The botched U.S. COVID-19 policy has provoked widespread upset and angry from both within and outside its borders, with criticism pouring in to awaken those slumberous U.S. politicians.
Vehicles line up at a COVID-19 drive-through testing site in Los Angeles, California, the United States, Jan. 10, 2022. (Xinhua)
"The United States has not done well ... That's a problem and I think it needs to be said out loud that it's a problem because that's what a lot of people are experiencing every day," said Kathleen Sebelius, who once served as U.S. Health and Human Services secretary.
In a recent analysis, CNN said that the U.S. administration is coping with a failure "that could have been foreseen," and that the virus "that is more adaptable than the politicians who fight it" has outpaced them again.
Denny Tamaki, governor of Japan's Okinawa prefecture, criticized the U.S. military for lacking "management ability" after a U.S. military camp based on the island reported several hundreds of cases in late December.
In a telephone conversation last week with U.S. Secretary of State Antony Blinken, Japanese foreign minister told Blinken that further measures need to be taken by the U.S. side to prevent the virus from further spreading.
U.S. military bases overseas are contributing to the spread of COVID-19 within local populations, said a Chinese Foreign Ministry spokesperson recently, adding that the United States should reflect deeply on the negative impact that its actions have had on global anti-pandemic cooperation.

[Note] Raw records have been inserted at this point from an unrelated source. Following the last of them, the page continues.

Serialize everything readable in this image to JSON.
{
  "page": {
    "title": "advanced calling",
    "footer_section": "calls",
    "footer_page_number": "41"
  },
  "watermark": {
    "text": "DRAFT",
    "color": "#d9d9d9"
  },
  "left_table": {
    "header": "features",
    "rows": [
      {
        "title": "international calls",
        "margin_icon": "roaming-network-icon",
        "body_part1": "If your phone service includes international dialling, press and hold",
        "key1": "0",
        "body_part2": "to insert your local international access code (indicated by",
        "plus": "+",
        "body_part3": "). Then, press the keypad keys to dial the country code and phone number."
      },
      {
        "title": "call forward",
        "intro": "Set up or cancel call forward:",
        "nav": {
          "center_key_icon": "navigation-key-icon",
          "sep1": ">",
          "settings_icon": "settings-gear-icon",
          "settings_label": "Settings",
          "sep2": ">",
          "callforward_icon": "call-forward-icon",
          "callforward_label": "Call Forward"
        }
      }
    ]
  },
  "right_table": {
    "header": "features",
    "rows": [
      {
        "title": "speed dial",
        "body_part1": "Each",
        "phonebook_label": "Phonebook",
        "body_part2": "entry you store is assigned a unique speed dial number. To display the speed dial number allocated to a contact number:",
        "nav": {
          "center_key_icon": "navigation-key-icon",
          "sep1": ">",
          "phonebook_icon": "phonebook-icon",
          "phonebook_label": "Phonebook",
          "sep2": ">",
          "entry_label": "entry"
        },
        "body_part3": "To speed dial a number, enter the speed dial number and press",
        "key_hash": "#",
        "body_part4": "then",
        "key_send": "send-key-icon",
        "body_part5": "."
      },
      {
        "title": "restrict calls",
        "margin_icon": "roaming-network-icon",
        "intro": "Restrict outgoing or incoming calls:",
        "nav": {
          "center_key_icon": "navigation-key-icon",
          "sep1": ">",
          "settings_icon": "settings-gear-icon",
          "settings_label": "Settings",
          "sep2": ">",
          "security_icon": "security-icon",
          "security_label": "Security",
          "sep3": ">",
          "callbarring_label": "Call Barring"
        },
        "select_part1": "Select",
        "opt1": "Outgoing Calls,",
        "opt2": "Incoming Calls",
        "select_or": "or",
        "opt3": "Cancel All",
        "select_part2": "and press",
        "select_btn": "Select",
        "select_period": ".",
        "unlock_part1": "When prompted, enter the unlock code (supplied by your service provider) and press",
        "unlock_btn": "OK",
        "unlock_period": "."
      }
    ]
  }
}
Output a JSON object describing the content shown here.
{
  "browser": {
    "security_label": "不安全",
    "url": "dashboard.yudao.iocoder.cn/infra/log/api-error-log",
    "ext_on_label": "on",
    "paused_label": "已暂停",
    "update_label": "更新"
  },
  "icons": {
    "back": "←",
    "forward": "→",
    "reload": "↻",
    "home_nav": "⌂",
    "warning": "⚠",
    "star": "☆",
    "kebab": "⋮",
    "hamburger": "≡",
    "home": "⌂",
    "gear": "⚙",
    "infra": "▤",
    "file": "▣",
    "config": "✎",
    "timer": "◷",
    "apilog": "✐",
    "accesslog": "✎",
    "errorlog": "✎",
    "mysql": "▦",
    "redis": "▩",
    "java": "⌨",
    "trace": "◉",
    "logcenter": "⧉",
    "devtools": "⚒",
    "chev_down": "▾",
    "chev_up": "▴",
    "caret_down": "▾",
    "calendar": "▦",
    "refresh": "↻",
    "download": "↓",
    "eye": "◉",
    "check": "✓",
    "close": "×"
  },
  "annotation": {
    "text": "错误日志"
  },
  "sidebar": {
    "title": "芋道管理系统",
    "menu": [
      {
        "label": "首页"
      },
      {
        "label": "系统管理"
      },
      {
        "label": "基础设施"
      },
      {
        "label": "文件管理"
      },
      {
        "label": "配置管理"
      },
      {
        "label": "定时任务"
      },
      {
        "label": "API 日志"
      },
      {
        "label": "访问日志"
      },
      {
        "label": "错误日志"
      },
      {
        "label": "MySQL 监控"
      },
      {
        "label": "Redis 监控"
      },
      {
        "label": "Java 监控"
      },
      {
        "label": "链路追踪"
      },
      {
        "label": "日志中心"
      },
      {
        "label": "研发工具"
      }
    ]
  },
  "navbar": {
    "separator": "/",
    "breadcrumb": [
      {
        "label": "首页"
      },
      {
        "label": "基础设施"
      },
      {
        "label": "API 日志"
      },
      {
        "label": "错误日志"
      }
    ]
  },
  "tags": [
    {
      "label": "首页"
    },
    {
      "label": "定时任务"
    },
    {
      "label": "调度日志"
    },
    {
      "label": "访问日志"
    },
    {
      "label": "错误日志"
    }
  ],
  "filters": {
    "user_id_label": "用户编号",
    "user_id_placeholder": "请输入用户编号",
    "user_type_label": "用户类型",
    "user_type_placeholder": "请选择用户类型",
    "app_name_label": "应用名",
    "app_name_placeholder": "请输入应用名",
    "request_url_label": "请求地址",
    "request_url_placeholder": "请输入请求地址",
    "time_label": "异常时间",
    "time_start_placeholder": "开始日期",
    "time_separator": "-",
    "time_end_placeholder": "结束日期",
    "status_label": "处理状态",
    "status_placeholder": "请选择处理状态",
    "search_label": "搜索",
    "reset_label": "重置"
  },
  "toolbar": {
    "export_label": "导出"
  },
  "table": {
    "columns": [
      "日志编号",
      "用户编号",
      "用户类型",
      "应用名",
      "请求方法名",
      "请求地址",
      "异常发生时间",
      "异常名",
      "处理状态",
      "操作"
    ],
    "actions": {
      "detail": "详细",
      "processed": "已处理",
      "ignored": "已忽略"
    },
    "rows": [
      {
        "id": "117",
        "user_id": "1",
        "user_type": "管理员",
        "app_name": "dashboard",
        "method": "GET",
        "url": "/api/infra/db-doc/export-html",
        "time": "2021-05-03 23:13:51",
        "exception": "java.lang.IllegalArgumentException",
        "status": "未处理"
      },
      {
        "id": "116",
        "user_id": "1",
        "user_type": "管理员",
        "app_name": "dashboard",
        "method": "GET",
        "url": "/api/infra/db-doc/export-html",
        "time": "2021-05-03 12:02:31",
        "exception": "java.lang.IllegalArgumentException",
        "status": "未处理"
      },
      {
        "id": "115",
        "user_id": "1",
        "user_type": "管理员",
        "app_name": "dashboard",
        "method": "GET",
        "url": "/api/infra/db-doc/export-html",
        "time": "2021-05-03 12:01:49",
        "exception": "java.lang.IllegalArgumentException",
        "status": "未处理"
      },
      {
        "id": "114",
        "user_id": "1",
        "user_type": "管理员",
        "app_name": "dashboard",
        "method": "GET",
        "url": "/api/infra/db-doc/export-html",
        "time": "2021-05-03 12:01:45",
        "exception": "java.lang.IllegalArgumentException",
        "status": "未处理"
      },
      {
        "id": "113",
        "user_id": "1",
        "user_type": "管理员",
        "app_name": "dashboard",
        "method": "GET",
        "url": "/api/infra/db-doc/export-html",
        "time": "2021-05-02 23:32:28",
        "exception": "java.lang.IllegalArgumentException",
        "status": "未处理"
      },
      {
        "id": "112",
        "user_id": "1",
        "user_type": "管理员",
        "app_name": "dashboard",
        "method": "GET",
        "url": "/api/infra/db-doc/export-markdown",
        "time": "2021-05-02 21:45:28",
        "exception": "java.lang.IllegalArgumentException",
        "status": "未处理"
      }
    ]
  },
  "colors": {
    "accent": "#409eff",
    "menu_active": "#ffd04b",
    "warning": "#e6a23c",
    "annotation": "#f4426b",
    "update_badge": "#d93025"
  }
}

(Video reporters: Xie E, Zhang Mocheng; Video editors: Hong Ling, Zhang Yuhong)■